USPS logo LINK — USPS employee news Printable

Distinguished members

The List: 4 women lawmakers honored on stamps

Sen. Hattie Caraway, Sen. Margaret Chase Smith, Rep. Barbara Jordan and Rep. Shirley Chisholm
The Postal Service has issued stamps honoring four women who’ve served in Congress. Clockwise from top left are Rep. Shirley Chisholm, Rep. Barbara Jordan, Sen. Margaret Chase Smith and Sen. Hattie Caraway.

The 116th U.S. Congress, which convenes this week, is expected to have 131 women members — a record. Here’s a look at the four female members of Congress who have appeared on stamps.

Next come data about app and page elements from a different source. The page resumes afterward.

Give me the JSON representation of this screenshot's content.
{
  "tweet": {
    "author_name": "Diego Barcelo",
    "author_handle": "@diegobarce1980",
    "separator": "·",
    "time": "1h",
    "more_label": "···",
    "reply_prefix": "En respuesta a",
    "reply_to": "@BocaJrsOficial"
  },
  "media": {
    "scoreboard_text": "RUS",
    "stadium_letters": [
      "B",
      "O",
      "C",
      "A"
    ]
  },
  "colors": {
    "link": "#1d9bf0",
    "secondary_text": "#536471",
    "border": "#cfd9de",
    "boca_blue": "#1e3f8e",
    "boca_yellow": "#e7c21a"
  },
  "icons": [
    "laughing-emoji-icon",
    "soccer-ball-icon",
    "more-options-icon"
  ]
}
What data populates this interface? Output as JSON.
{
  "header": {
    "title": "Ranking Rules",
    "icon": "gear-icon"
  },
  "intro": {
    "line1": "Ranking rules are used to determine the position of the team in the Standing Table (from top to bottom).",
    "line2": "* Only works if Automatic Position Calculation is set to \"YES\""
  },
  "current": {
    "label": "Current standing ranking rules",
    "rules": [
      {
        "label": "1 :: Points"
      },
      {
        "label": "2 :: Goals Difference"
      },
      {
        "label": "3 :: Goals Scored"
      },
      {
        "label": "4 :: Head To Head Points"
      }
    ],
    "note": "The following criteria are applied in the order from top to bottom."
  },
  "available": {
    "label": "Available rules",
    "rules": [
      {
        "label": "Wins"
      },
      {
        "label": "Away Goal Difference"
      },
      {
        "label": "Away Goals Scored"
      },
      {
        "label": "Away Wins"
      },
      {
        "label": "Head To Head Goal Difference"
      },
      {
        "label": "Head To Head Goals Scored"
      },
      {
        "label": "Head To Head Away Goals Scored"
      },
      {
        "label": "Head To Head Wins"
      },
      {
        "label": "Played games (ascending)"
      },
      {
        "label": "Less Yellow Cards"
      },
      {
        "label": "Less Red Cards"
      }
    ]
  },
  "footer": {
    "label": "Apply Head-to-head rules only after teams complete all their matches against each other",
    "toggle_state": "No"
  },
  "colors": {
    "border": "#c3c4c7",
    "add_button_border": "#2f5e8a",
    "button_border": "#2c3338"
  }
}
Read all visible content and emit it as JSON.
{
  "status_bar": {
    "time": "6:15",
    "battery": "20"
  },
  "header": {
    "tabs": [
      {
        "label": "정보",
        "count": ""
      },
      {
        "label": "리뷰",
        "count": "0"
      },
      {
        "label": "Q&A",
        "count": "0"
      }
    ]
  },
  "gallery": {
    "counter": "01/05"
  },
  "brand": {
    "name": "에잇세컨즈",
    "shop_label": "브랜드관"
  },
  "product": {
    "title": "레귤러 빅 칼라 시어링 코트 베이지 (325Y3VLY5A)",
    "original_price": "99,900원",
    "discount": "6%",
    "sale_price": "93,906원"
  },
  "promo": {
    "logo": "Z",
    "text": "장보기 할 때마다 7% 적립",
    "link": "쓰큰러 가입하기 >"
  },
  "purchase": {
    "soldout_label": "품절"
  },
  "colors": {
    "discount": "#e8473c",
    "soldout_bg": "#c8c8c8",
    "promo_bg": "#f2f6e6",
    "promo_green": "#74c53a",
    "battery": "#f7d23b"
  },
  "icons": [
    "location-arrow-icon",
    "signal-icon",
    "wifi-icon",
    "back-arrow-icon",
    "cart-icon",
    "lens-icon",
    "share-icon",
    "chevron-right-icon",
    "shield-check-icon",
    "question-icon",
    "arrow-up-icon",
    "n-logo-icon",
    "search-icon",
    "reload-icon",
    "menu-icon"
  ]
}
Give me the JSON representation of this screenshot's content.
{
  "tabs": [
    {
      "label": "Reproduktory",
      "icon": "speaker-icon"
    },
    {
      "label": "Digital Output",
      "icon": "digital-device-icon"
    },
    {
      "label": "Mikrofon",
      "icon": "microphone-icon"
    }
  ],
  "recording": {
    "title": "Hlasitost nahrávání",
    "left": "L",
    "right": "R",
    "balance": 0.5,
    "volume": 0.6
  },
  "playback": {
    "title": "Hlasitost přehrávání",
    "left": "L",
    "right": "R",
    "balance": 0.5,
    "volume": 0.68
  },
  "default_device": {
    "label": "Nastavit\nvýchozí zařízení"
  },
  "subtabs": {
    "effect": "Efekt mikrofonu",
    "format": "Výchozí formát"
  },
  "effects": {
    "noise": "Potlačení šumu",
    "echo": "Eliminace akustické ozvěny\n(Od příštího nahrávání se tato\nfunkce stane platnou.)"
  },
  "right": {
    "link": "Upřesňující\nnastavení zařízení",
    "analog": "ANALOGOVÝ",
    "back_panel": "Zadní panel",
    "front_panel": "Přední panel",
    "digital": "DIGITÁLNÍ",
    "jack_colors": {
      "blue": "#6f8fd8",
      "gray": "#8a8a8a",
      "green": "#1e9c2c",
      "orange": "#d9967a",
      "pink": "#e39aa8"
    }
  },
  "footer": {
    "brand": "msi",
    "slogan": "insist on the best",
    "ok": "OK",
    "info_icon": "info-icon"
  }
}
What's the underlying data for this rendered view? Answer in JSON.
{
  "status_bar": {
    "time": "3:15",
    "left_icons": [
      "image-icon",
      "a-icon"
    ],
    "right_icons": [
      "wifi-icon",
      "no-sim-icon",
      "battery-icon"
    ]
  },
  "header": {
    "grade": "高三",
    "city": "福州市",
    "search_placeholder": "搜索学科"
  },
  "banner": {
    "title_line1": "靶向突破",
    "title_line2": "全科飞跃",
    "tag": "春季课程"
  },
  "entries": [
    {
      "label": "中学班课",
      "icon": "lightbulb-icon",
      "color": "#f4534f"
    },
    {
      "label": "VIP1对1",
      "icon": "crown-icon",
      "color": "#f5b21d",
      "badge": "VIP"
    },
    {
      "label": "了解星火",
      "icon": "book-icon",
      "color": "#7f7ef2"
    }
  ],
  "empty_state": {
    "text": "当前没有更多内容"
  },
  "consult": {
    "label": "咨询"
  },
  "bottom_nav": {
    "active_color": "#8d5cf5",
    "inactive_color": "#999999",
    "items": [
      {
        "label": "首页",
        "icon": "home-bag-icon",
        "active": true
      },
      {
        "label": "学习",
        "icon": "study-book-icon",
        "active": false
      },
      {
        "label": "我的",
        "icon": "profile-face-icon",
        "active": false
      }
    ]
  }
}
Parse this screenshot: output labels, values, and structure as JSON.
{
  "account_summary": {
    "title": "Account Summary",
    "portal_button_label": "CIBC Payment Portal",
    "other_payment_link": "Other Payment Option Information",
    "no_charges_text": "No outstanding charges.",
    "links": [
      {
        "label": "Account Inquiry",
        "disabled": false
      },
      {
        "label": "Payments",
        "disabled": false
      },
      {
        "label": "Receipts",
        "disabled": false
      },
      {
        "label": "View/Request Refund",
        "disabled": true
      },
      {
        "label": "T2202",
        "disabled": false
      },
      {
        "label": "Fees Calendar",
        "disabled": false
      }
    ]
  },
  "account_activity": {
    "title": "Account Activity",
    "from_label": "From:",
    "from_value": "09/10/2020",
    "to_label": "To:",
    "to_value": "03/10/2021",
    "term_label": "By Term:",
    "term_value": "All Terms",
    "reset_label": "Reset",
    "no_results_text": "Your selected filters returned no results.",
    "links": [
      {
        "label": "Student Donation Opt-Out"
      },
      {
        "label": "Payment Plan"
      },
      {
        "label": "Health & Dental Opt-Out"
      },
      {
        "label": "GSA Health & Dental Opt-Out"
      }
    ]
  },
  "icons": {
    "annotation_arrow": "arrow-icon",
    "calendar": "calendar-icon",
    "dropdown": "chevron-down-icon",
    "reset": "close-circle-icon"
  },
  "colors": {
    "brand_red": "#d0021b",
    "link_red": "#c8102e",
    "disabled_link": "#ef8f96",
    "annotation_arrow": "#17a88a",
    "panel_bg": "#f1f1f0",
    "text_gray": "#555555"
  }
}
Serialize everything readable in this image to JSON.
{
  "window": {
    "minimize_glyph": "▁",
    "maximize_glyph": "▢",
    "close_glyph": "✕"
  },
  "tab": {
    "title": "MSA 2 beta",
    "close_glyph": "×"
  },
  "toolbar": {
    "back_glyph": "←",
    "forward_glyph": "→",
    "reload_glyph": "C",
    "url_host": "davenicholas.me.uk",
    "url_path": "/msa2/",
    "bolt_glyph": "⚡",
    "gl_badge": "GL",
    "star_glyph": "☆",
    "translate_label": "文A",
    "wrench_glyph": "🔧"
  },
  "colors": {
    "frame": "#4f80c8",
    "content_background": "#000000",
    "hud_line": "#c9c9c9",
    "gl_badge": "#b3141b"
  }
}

1. Sen. Hattie Caraway. Caraway, a Democrat, was appointed to represent Arkansas in the Senate after the death of her husband, Sen. Thaddeus Caraway, in 1931. She was elected in her own right in 1932 to fill the remainder of her husband’s term. She was re-elected twice, serving until 1945. The 76-cent Caraway stamp, issued in 2001, was part of the Postal Service’s Distinguished Americans series.

2. Sen. Margaret Chase Smith. Smith was the first woman to serve in both houses of Congress, having served in the House from 1940-1949 and then as a senator from Maine from 1949-1973. When the Republican left the Senate, she held the record for longest-serving female senator, which held until 2011, when she was surpassed by Sen. Barbara Mikulski, a Maryland Democrat. The 58-cent Smith stamp, issued in 2007, also was part of the Distinguished Americans series.

3. Rep. Barbara Jordan. Jordan, a Democrat, represented Texas in the House from 1973-1979. She is perhaps most well-known for a speech she gave in 1974 in which she defended the U.S. Constitution during the House Judiciary Committee’s hearings on impeachment articles for President Richard Nixon. Issued in 2011, the Jordan Forever stamp was part of the Black Heritage series.

4. Rep. Shirley Chisholm. Chisholm was the first black woman to win election to the House, which took place in 1968. Chisholm represented New York until she retired in 1983. She also sought the Democratic Party’s presidential nomination in 1972, the first black candidate to seek a major party nomination and the first woman to run for the Democratic nomination. Issued in 2014, the Chisholm Forever stamp was also part of the Black Heritage series.

Got ideas for future editions of “The List”? Email them to

Post-story highlights